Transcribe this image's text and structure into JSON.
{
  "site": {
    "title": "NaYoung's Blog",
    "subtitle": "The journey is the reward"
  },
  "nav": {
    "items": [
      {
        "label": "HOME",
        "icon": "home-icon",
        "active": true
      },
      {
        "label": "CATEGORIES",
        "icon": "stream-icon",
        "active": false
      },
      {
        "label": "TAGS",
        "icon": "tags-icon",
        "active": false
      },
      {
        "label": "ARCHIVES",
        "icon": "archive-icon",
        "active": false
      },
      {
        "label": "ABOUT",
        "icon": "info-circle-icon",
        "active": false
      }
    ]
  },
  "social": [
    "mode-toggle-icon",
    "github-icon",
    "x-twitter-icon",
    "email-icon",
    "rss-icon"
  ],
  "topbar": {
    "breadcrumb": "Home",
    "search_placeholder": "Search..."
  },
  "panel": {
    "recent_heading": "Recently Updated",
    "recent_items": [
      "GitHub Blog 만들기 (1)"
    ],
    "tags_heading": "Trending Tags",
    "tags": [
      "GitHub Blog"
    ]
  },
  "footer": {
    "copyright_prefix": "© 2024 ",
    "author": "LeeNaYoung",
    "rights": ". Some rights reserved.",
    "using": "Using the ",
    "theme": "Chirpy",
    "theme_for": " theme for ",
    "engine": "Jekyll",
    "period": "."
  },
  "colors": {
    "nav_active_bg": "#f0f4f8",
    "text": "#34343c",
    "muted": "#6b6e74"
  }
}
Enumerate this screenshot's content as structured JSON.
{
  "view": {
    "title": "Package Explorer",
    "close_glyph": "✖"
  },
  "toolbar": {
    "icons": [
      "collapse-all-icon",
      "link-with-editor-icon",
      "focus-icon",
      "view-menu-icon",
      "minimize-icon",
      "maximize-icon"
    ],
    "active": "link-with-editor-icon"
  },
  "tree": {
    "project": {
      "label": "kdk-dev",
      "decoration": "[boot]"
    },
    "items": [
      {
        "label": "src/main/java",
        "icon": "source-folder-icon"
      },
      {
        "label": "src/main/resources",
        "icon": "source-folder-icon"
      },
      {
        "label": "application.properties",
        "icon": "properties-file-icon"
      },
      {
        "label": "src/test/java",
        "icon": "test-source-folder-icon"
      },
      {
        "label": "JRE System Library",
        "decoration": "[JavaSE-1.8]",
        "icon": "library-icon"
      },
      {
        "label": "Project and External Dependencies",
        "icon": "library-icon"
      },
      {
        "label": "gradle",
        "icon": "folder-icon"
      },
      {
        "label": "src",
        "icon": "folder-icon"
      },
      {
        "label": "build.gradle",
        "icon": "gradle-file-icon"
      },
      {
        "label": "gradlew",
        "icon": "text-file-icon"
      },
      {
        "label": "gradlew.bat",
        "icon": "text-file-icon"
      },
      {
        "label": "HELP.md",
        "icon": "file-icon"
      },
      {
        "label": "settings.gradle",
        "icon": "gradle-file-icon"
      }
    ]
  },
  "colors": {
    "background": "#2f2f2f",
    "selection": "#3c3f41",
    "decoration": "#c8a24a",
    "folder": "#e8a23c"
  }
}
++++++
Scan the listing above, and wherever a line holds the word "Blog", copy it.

    "title": "NaYoung's Blog",
      "GitHub Blog 만들기 (1)"
      "GitHub Blog"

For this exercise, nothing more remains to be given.